## [WHAT THIS TASK INVOLVES]
Which lines of the entries hold the string "true"? Copy each one.

.....

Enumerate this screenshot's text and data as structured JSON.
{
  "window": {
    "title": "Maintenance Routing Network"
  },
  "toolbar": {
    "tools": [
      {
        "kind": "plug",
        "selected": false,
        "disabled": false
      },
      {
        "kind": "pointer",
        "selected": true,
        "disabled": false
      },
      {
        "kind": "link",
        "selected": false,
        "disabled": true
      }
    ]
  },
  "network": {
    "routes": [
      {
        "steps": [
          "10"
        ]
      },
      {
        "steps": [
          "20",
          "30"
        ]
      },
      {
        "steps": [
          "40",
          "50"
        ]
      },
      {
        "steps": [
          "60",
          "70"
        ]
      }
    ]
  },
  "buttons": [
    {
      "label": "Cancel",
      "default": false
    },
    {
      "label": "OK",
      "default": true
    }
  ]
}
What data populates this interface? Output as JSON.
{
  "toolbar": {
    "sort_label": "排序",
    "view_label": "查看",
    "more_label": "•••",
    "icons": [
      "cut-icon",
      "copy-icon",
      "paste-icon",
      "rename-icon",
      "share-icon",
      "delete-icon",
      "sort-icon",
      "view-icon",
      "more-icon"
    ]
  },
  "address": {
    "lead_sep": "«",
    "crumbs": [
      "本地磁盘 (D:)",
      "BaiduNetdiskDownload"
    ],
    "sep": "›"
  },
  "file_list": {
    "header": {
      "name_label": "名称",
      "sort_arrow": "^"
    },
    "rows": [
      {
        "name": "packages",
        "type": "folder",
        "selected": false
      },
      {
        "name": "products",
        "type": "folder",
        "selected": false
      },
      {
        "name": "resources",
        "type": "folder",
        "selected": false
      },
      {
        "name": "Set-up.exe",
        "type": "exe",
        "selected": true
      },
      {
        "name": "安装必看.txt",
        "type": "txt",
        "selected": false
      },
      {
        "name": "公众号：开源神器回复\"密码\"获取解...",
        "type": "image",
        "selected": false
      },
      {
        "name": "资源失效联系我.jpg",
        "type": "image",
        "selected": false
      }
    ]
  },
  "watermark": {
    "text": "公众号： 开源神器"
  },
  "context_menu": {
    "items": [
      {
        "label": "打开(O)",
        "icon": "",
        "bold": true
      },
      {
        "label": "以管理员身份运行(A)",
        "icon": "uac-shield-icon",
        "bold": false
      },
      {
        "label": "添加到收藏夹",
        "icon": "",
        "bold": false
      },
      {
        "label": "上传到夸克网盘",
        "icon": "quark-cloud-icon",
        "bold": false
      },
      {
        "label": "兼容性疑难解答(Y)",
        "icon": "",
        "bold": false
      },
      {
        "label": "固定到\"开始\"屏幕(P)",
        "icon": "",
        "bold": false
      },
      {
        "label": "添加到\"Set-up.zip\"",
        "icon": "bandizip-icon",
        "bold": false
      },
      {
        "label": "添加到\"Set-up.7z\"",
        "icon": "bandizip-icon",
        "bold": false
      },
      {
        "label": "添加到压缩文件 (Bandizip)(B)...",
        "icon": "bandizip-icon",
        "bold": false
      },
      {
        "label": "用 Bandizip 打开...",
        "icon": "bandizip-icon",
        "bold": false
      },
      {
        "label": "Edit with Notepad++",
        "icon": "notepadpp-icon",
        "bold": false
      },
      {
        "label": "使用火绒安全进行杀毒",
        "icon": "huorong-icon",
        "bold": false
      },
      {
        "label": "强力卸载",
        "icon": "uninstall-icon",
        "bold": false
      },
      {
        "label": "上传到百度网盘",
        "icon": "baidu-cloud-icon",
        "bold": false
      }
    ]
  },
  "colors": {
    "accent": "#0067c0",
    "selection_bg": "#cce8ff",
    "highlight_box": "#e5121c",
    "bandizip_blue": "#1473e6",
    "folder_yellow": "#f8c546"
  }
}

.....

## [COMPLETED TASK]
        "selected": true,
        "disabled": true
      "default": true
        "selected": true
        "bold": true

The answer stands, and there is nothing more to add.